And yet as compelling and convincing as this odyssey is and despite the reprinting of Ivor’s brilliant 1927 essay The Lure Of High Mountaineering, I have to admit that I’m still not sure I fully understand the reasons why some people feel compelled to climb mountains. Having read Dan Richards’ hair-raising exploits in the Cairngorms and Switzerland and been beguiled by the nature of the quest he undertook and the reasons he did it, I can appreciate some of the emotions that must seize and inform the mountaineer’s psyche. Ivor talks of “boredom with comfort” as a prerequisite, the “worship” of mountains – a feeling that implies beauty, fear and awe, and mountaineering as a “concentrated form of exploration”. And then there is the exhilaration involved in high-level risk, the satisfaction of successful technique, and the sense of achievement on a triumphant ascent having been tested in often brutal conditions both mentally and physically. I see all of that, but as Ivor admits, “to describe a passion to those who do not share it is a difficult enough task, let alone explaining it”. Richards eventually settles for “because it’s there”. “Because it’s there will do” says his friend Robert Macfarlane. “The urge to climb is an ineffable, maddeningly strange impulse – or knot of impulses”. Even Dorothea ends the preface to her book with a somewhat exasperated “Why?”

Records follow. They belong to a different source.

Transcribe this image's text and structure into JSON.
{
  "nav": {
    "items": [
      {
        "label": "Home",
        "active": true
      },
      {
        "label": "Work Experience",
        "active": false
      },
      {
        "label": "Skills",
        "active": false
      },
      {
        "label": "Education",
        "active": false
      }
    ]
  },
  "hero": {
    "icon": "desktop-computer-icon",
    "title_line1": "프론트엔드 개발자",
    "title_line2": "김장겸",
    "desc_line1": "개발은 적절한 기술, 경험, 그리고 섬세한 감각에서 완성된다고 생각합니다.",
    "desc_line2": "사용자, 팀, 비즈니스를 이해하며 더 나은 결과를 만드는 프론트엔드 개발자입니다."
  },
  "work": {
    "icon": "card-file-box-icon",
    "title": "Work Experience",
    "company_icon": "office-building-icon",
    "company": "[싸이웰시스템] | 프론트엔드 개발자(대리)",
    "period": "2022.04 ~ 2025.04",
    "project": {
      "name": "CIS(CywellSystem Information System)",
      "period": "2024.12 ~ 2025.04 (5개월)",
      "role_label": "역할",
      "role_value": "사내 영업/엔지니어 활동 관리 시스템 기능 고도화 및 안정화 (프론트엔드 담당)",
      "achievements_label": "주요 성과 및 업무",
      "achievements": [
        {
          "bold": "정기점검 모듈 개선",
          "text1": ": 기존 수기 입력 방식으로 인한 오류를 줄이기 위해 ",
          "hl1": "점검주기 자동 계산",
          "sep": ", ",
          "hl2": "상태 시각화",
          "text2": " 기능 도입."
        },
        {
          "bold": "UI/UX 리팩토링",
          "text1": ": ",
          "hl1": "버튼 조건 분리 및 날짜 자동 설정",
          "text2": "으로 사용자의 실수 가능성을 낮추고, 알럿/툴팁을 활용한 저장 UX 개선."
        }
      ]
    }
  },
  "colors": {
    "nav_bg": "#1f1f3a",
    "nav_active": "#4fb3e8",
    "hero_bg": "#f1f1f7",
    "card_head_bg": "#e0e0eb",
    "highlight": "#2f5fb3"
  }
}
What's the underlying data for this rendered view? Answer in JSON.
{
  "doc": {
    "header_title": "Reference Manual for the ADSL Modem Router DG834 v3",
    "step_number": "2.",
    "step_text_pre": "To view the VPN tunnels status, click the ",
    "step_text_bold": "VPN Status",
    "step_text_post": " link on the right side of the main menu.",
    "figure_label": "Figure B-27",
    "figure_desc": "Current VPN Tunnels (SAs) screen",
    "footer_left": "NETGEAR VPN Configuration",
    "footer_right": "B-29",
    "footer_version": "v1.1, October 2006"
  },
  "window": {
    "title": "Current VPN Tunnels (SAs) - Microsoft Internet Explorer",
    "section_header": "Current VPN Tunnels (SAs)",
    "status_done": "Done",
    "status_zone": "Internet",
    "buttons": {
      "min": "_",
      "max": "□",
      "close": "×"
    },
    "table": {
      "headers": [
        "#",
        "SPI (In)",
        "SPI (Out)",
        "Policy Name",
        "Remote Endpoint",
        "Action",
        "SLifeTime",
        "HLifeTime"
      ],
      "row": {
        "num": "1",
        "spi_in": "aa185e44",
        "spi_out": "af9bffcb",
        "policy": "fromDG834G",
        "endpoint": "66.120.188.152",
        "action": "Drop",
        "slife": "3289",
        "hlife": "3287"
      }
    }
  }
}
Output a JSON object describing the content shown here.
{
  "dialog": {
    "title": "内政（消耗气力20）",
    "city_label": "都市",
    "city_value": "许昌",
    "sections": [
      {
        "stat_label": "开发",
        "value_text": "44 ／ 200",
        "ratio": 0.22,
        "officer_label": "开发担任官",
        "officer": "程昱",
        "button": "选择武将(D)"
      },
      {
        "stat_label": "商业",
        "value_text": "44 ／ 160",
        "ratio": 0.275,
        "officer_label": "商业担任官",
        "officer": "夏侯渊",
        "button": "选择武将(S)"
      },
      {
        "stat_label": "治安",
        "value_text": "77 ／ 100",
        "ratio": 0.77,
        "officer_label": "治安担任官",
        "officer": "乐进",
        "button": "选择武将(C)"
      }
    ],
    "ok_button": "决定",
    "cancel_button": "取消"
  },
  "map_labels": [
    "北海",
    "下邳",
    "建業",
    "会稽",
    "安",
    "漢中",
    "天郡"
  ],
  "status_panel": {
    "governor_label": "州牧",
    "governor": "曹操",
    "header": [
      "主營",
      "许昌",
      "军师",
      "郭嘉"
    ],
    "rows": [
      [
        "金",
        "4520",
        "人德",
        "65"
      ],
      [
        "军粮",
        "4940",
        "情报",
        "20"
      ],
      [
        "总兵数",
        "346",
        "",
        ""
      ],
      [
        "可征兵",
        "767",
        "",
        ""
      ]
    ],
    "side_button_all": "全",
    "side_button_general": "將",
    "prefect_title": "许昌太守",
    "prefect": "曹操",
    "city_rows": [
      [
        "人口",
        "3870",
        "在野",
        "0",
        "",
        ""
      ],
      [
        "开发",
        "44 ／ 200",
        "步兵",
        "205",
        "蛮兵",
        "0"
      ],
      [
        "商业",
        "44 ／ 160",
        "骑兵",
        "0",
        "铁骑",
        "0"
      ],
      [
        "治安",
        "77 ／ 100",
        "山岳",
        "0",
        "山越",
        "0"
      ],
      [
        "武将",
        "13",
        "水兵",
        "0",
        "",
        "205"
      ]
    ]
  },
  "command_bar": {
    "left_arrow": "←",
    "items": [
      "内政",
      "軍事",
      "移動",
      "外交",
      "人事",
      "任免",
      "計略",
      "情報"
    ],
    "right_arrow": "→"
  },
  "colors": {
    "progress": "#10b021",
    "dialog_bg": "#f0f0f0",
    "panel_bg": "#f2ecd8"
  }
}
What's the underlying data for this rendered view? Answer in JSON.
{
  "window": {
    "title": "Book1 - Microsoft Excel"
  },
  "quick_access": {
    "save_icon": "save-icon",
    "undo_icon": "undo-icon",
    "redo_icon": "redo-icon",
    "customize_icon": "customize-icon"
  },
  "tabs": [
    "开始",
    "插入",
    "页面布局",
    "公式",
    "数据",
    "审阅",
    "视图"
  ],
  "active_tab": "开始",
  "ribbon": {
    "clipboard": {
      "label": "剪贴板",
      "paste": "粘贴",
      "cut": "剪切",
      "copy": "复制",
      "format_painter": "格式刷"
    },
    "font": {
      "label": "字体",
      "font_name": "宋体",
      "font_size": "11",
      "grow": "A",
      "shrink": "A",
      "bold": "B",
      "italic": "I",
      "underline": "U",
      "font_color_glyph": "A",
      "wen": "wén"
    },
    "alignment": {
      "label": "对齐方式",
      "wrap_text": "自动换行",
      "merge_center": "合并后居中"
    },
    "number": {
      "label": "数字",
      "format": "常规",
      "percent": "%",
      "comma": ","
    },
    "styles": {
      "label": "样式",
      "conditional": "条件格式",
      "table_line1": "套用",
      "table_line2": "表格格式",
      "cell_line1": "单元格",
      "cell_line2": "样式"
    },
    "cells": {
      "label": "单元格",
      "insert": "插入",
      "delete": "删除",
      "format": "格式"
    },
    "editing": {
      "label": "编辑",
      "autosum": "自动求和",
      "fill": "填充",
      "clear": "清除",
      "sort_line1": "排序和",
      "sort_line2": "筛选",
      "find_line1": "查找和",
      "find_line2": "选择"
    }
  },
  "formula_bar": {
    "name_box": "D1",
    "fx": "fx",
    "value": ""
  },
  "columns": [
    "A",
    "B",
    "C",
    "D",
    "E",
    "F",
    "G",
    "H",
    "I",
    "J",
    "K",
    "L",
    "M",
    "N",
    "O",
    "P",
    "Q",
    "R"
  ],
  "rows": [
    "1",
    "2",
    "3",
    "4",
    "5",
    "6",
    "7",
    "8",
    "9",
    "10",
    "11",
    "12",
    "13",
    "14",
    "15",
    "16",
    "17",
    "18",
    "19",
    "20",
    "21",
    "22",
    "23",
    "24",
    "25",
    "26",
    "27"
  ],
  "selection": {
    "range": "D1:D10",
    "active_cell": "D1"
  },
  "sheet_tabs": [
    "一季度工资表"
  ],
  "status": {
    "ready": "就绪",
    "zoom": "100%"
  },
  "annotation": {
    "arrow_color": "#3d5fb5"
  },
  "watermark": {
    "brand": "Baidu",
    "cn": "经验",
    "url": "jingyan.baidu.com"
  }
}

Nevertheless I enjoyed reading Climbing Days immensely. It’s a totally engaging and satisfying book on every level – as biography, memoir, travelogue and erudite meditation on the restlessness and indomitableness of the human spirit.